Published: 24th May 2017
Believe it or not. He was accorded the role of a visiting faculty at NLSIU at the young age of 25!
Rahul Singh, an assistant professor of Law at NLSIU and an authority on competition law, about the kind of things he has done in the field of law and his game-changing time at Harvard Law School
Rahul Singh was among the best graduates from National Law School of India University (NLSIU), Bengaluru — by far the best law school in the country, where he was awarded four gold medals for exceptional academic excellence, including ‘Best Student’. He continued his rise to excellence at his next alma mater — Harvard Law School, where he graduated with a Master of Laws (LLM) degree and was a Myer Dana and Etta Dana scholar. It was no surprise then, that at the young age of 25, Singh was accorded the role of a visiting faculty at NLSIU.
Since then, Singh has constantly inspired students with his teaching, as well as his exploits in corporate law. Prior to joining NLSIU, he was working in corporate law in New York. Speaking about his decision, the 37-year-old says, “I had taken some classes at Harvard and had quite enjoyed it, and since then, I have always been interested in teaching. Also, NLSIU had an urgent opening at the time, and it made sense to go to a familiar place. So things worked out for me.”
Right laws: Rahul Singh has published numerous articles on Indian competition law
Singh, who teaches for the Master’s Programme in Public Policy, is currently an assistant professor of Law at NLSIU, a counsel at Trilegal (an Indian law firm), and a legal consultant for Google, having previously worked in the same role for Flipkart. If you’re wondering how any one person can actually do all of that and still be a killer professor, it’s simply because he’s drawn to the law in a way few people are.

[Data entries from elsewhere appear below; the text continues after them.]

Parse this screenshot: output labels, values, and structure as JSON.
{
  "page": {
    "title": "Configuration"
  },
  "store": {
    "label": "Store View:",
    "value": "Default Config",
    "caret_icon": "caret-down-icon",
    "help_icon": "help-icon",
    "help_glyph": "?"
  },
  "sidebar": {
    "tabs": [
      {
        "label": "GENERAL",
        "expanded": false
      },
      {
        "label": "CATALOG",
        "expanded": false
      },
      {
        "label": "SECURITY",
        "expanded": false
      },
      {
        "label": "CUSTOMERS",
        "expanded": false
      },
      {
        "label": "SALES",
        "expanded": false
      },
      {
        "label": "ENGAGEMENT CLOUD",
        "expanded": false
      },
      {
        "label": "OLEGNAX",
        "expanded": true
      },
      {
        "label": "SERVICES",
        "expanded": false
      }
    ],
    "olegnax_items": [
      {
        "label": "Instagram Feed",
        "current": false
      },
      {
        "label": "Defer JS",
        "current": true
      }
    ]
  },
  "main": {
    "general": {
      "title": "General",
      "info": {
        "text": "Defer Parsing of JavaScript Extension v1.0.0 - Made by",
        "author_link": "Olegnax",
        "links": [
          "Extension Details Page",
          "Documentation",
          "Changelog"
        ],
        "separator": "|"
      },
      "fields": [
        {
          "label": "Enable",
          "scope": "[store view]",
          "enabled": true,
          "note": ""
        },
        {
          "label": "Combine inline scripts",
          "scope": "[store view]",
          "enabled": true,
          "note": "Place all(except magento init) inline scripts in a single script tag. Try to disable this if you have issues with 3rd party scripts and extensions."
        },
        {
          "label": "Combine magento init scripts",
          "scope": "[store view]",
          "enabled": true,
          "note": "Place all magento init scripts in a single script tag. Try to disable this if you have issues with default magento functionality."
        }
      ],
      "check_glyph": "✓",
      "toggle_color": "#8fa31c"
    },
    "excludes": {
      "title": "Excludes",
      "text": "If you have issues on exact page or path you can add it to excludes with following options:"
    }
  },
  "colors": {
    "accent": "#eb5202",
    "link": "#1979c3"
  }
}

The subjects that he teaches include Competition Law and Policy, Regulation, WTO and Jurisprudence. He is an authority on competition law, and also serves as the director of the Institute of Competition Law and Economics at NLSIU. In case you’re wondering what Competition Law is all about, here’s the layman’s lowdown: Competition law is formulated to prevent monopolies and ensure competition in the market by keeping in check such acts by firms which might be deemed anti-competitive.
I had taken some classes at Harvard and had quite enjoyed it, and since then, I have always been interested in teaching
Rahul Singh, Assistant professor of Law
Unlike a lot of his peers who have chosen to specialise in other more traditional areas of the legal practice, Singh was drawn to Competition Law like a moth to a flame. “I have done a lot of work on it. Recently, I contributed to a long article for the Oxford University Press, called the Journal of Antitrust Enforcement. It was a great moment for me when the Australian Apex Court cited my article,” he states, proudly. That’s not a moment that too many Indian lawyers can boast of, no matter how many years they have been practising members of the bar.
His work in this chosen field of expertise, one that he constantly pitches to his students during his time at NLSIU, has been recognised by people across the legal spectrum and from way beyond, in some rare cases. Singh is a member of the Competition Commission of India’s Advisory Committee on Regulation. He has published numerous articles on Indian competition law, mostly in foreign journals.
His work in this chosen field of expertise, one that he constantly pitches to his students during his time at NLSIU, has been recognised by people across the legal spectrum and from way beyond
He has also been a visiting professor at other institutes, including the University of California at Berkeley (USA), University of Florida Levin College of Law (USA), Deakin University (Australia) and the Indian Institute of Management Bangalore. The field of competition law, in which Singh is an authority, is quite a niche. “It’s a relatively new area and only about 10 to 15 jobs are available in this field every year,” informs Singh.